BRIEF:
Read the listing below and copy out every line that holds "active".

___ MATERIAL FOR THE TASK

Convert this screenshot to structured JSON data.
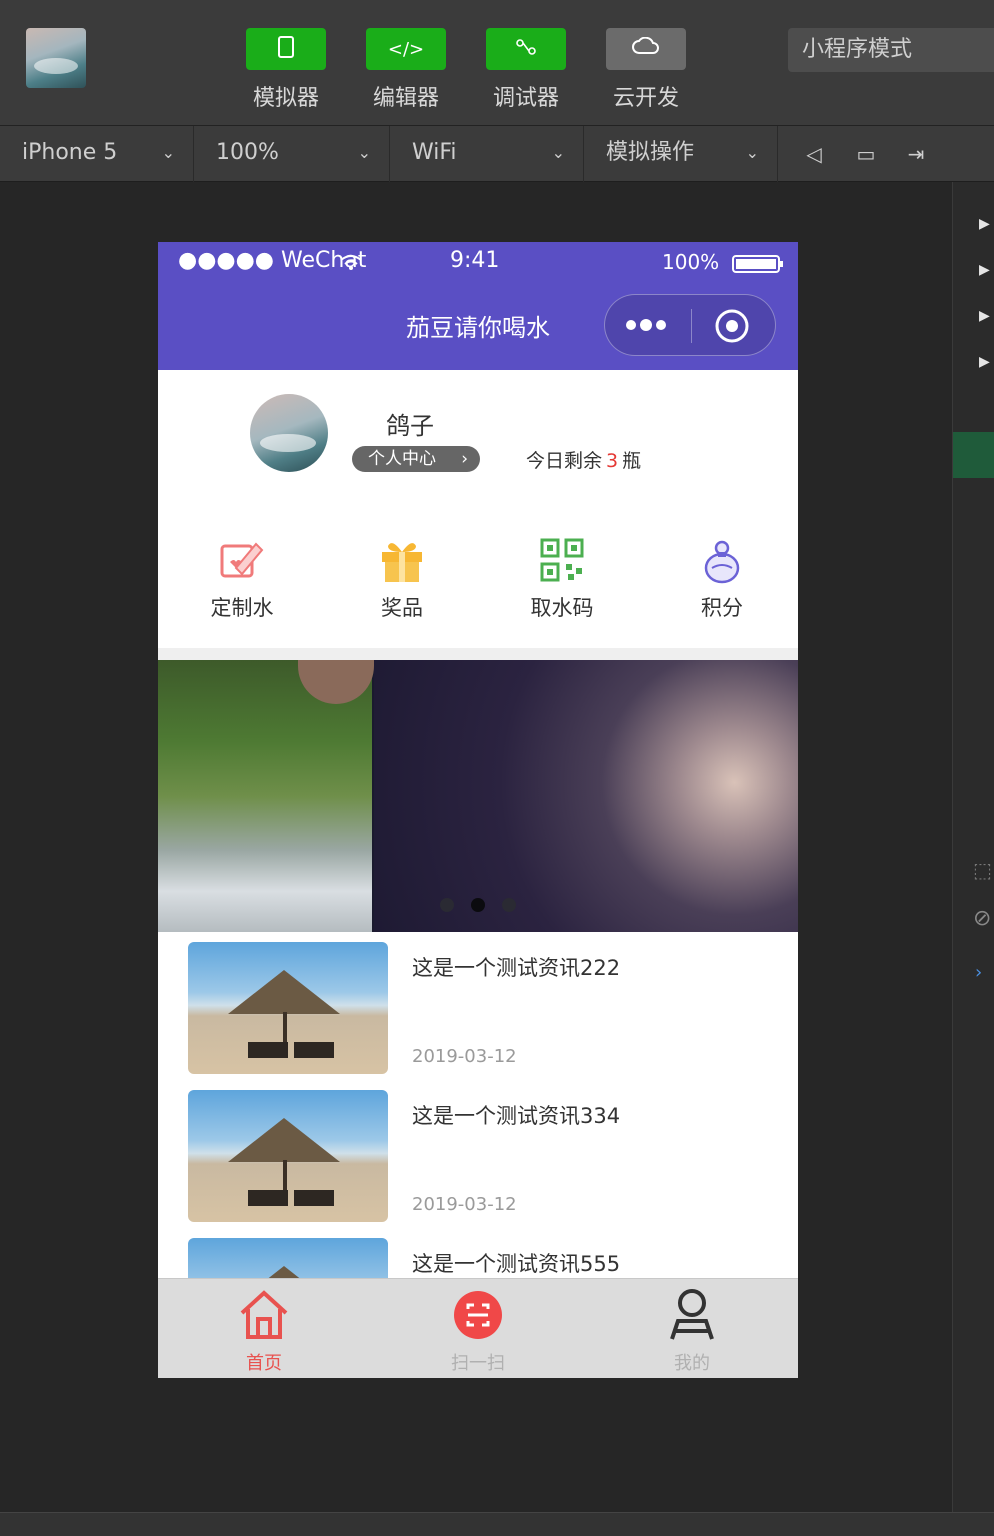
{
  "ide": {
    "tools": [
      {
        "label": "模拟器",
        "icon": "phone-icon"
      },
      {
        "label": "编辑器",
        "icon": "code-icon"
      },
      {
        "label": "调试器",
        "icon": "debugger-icon"
      },
      {
        "label": "云开发",
        "icon": "cloud-icon"
      }
    ],
    "mode": "小程序模式",
    "device": "iPhone 5",
    "zoom": "100%",
    "network": "WiFi",
    "simulate": "模拟操作"
  },
  "phone": {
    "status": {
      "carrier": "●●●●● WeChat",
      "time": "9:41",
      "battery": "100%"
    },
    "nav_title": "茄豆请你喝水",
    "profile": {
      "name": "鸽子",
      "center": "个人中心",
      "remain_prefix": "今日剩余",
      "remain_count": "3",
      "remain_suffix": "瓶"
    },
    "menu": [
      {
        "label": "定制水",
        "icon": "custom-water-icon"
      },
      {
        "label": "奖品",
        "icon": "gift-icon"
      },
      {
        "label": "取水码",
        "icon": "qrcode-icon"
      },
      {
        "label": "积分",
        "icon": "points-icon"
      }
    ],
    "banner": {
      "slides": 3,
      "active": 2
    },
    "news": [
      {
        "title": "这是一个测试资讯222",
        "date": "2019-03-12"
      },
      {
        "title": "这是一个测试资讯334",
        "date": "2019-03-12"
      },
      {
        "title": "这是一个测试资讯555",
        "date": ""
      }
    ],
    "tabs": [
      {
        "label": "首页",
        "icon": "home-icon",
        "active": true
      },
      {
        "label": "扫一扫",
        "icon": "scan-icon",
        "active": false
      },
      {
        "label": "我的",
        "icon": "user-icon",
        "active": false
      }
    ],
    "colors": {
      "theme": "#5a4fc4",
      "accent": "#e8524f",
      "green": "#1aad19"
    }
  }
}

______

YOUR SOLUTION:
      "active": 2
        "active": true
        "active": false
        "active": false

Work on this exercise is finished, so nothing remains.